By: Mark Brookes, Partner and Dee Wood, Senior Associate
As the gap widens between the amount of costs clients pay their solicitors and the amount they can recover on a standard basis in matters litigated in the Federal Court, solicitors are increasingly requested by their clients to seek indemnity costs orders in both interlocutory hearings and at trial.
In Hamod v New South Wales (2002) 188 ALR 659;  FCA 424  (ALR) (per Gray J, Carr and Goldberg JJ agreeing), the Full Federal Court explained the principle for an award of indemnity costs.
By: Jordan Jacob
On Monday, August 1, 2016, the Centers for Disease Control and Prevention (“CDC”) issued a travel warning to pregnant women to avoid the Wynwood, Midtown and Edgewater areas in Miami, Florida, due to the increasing number of people contracting the Zika virus directly from infected mosquitos within this one-square-mile region.

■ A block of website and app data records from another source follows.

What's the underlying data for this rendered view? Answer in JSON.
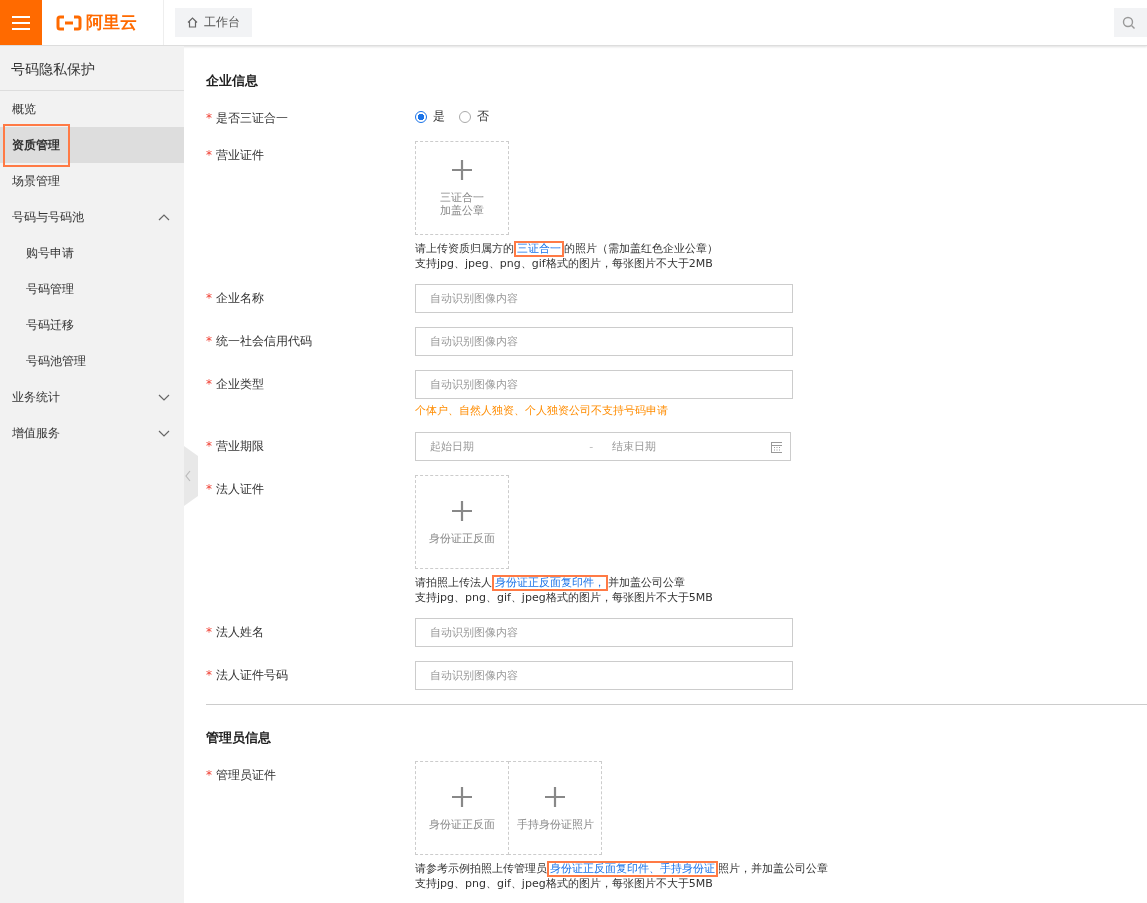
{
  "header": {
    "logo": "阿里云",
    "tabs": [
      {
        "label": "工作台",
        "selected": true
      }
    ]
  },
  "sidebar": {
    "title": "号码隐私保护",
    "items": [
      {
        "label": "概览",
        "selected": false,
        "annotated": false
      },
      {
        "label": "资质管理",
        "selected": true,
        "annotated": true
      },
      {
        "label": "场景管理",
        "selected": false,
        "annotated": false
      },
      {
        "label": "号码与号码池",
        "selected": false,
        "annotated": false,
        "expanded": true,
        "children": [
          {
            "label": "购号申请",
            "selected": false,
            "annotated": false
          },
          {
            "label": "号码管理",
            "selected": false,
            "annotated": false
          },
          {
            "label": "号码迁移",
            "selected": false,
            "annotated": false
          },
          {
            "label": "号码池管理",
            "selected": false,
            "annotated": false
          }
        ]
      },
      {
        "label": "业务统计",
        "selected": false,
        "annotated": false,
        "expanded": false
      },
      {
        "label": "增值服务",
        "selected": false,
        "annotated": false,
        "expanded": false
      }
    ]
  },
  "sections": [
    {
      "title": "企业信息",
      "fields": [
        {
          "kind": "radio",
          "label": "是否三证合一",
          "required_mark": "*",
          "options": [
            {
              "label": "是",
              "selected": true
            },
            {
              "label": "否",
              "selected": false
            }
          ]
        },
        {
          "kind": "upload",
          "label": "营业证件",
          "required_mark": "*",
          "tiles": [
            {
              "caption_lines": [
                "三证合一",
                "加盖公章"
              ]
            }
          ],
          "hint": [
            {
              "text": "请上传资质归属方的",
              "link": false,
              "annotated": false
            },
            {
              "text": "三证合一",
              "link": true,
              "annotated": true
            },
            {
              "text": "的照片（需加盖红色企业公章）",
              "link": false,
              "annotated": false
            }
          ],
          "note": "支持jpg、jpeg、png、gif格式的图片，每张图片不大于2MB"
        },
        {
          "kind": "input",
          "label": "企业名称",
          "required_mark": "*",
          "placeholder": "自动识别图像内容"
        },
        {
          "kind": "input",
          "label": "统一社会信用代码",
          "required_mark": "*",
          "placeholder": "自动识别图像内容"
        },
        {
          "kind": "input",
          "label": "企业类型",
          "required_mark": "*",
          "placeholder": "自动识别图像内容",
          "warning": "个体户、自然人独资、个人独资公司不支持号码申请"
        },
        {
          "kind": "date-range",
          "label": "营业期限",
          "required_mark": "*",
          "start_placeholder": "起始日期",
          "separator": "-",
          "end_placeholder": "结束日期"
        },
        {
          "kind": "upload",
          "label": "法人证件",
          "required_mark": "*",
          "tiles": [
            {
              "caption_lines": [
                "身份证正反面"
              ]
            }
          ],
          "hint": [
            {
              "text": "请拍照上传法人",
              "link": false,
              "annotated": false
            },
            {
              "text": "身份证正反面复印件，",
              "link": true,
              "annotated": true
            },
            {
              "text": "并加盖公司公章",
              "link": false,
              "annotated": false
            }
          ],
          "note": "支持jpg、png、gif、jpeg格式的图片，每张图片不大于5MB"
        },
        {
          "kind": "input",
          "label": "法人姓名",
          "required_mark": "*",
          "placeholder": "自动识别图像内容"
        },
        {
          "kind": "input",
          "label": "法人证件号码",
          "required_mark": "*",
          "placeholder": "自动识别图像内容"
        }
      ]
    },
    {
      "title": "管理员信息",
      "fields": [
        {
          "kind": "upload",
          "label": "管理员证件",
          "required_mark": "*",
          "tiles": [
            {
              "caption_lines": [
                "身份证正反面"
              ]
            },
            {
              "caption_lines": [
                "手持身份证照片"
              ]
            }
          ],
          "hint": [
            {
              "text": "请参考示例拍照上传管理员",
              "link": false,
              "annotated": false
            },
            {
              "text": "身份证正反面复印件、手持身份证",
              "link": true,
              "annotated": true
            },
            {
              "text": "照片，并加盖公司公章",
              "link": false,
              "annotated": false
            }
          ],
          "note": "支持jpg、png、gif、jpeg格式的图片，每张图片不大于5MB"
        }
      ]
    }
  ]
}
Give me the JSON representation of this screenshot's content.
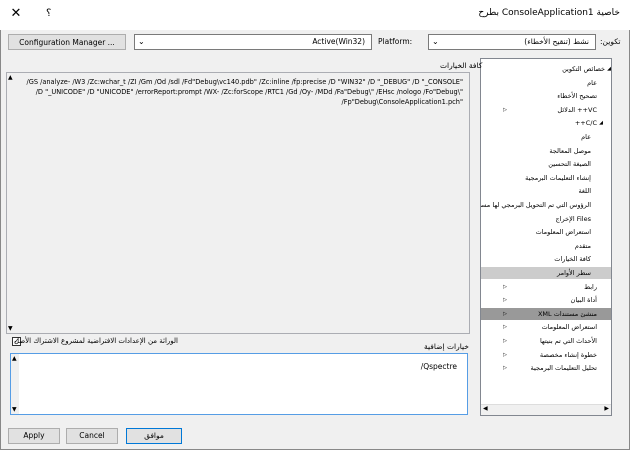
{
  "window": {
    "title": "خاصية ConsoleApplication1 بطرح",
    "help": "؟",
    "close": "✕"
  },
  "toolbar": {
    "config_label": "تكوين:",
    "config_value": "نشط (تنقيح الأخطاء)",
    "platform_label": "Platform:",
    "platform_value": "Active(Win32)",
    "config_manager": "Configuration Manager ..."
  },
  "tree": {
    "items": [
      {
        "label": "خصائص التكوين",
        "expanded": true
      },
      {
        "label": "عام"
      },
      {
        "label": "تصحيح الأخطاء"
      },
      {
        "label": "VC++ الدلائل",
        "arrow": "▶"
      },
      {
        "label": "C/C++",
        "expanded": true
      },
      {
        "label": "عام"
      },
      {
        "label": "موصل المعالجة"
      },
      {
        "label": "الصيغة التحسين"
      },
      {
        "label": "إنشاء التعليمات البرمجية"
      },
      {
        "label": "اللغة"
      },
      {
        "label": "الرؤوس التي تم التحويل البرمجي لها مسبقاً"
      },
      {
        "label": "Files الإخراج"
      },
      {
        "label": "استعراض المعلومات"
      },
      {
        "label": "متقدم"
      },
      {
        "label": "كافة الخيارات"
      },
      {
        "label": "سطر الأوامر",
        "selected": true
      },
      {
        "label": "رابط",
        "arrow": "▶"
      },
      {
        "label": "أداة البيان",
        "arrow": "▶"
      },
      {
        "label": "منشئ مستندات XML",
        "arrow": "▶",
        "highlight": true
      },
      {
        "label": "استعراض المعلومات",
        "arrow": "▶"
      },
      {
        "label": "الأحداث التي تم بنيتها",
        "arrow": "▶"
      },
      {
        "label": "خطوة إنشاء مخصصة",
        "arrow": "▶"
      },
      {
        "label": "تحليل التعليمات البرمجية",
        "arrow": "▶"
      }
    ]
  },
  "options": {
    "label": "كافة الخيارات",
    "text": "/GS /analyze- /W3 /Zc:wchar_t /ZI /Gm /Od /sdl /Fd\"Debug\\vc140.pdb\" /Zc:inline /fp:precise /D \"WIN32\" /D \"_DEBUG\" /D \"_CONSOLE\" /D \"_UNICODE\" /D \"UNICODE\" /errorReport:prompt /WX- /Zc:forScope /RTC1 /Gd /Oy- /MDd /Fa\"Debug\\\" /EHsc /nologo /Fo\"Debug\\\" /Fp\"Debug\\ConsoleApplication1.pch\""
  },
  "inherit": {
    "label": "الوراثة من الإعدادات الافتراضية لمشروع الاشتراك الأصل"
  },
  "extra": {
    "label": "خيارات إضافية",
    "value": "/Qspectre"
  },
  "buttons": {
    "ok": "موافق",
    "cancel": "Cancel",
    "apply": "Apply"
  }
}
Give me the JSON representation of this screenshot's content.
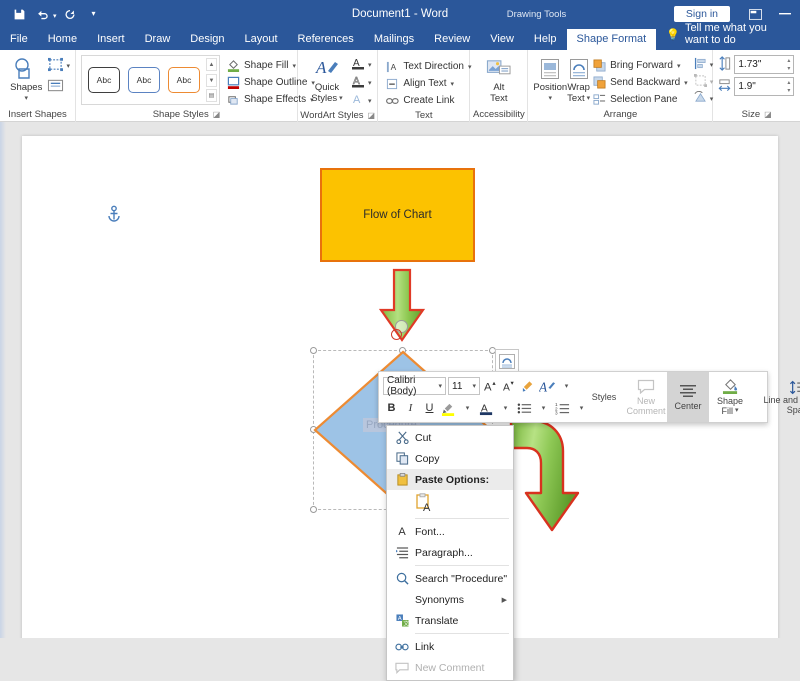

Contact: Shannon O'Hara, Senior Associate
Since 2014, Carter Newell has followed the progress of the matter of Graham McDermott & Ors -ats- Robinson Helicopter Company Incorporated (RHC). Readers will recall in November 2015, RHC were granted special leave by the Australian High Court (High Court) to have the decision of the Queensland Court of Appeal reviewed. The matter was heard in early 2016. In June 2016, the High Court handed down a decision in favour of RHC, setting aside the orders of the Queensland Court of Appeal with costs in favour of RHC.
By: Rebecca Stevens, Partner, Ryan Stehlik, Senior Associate and Brett Sherwin, Solicitor
The Queensland Court of Appeal has recently upheld a decision of the Queensland District Court concerning an application for dismissal for want of prosecution in the context of an insurance litigation matter. The case provides a defining insight into the court’s approach to such an application and suggests defendants also need to be proactive in progressing a matter, even if the plaintiff is not.
By: Stephen White, Partner and Milton Latta, Senior Associate
The Queensland Court of Appeal has recently handed down its decision in relation to an appeal against a trial judge’s decision to reduce a plaintiff’s damages in an employment context by 50%.
In the past, any reductions for contributory negligence in claims against employers have tended to be modest. Arguments against reductions for contributory negligence are usually on the basis that the employer’s duty extends to guarding against an employee’s inadvertence or even negligence, and that the duty is a high one.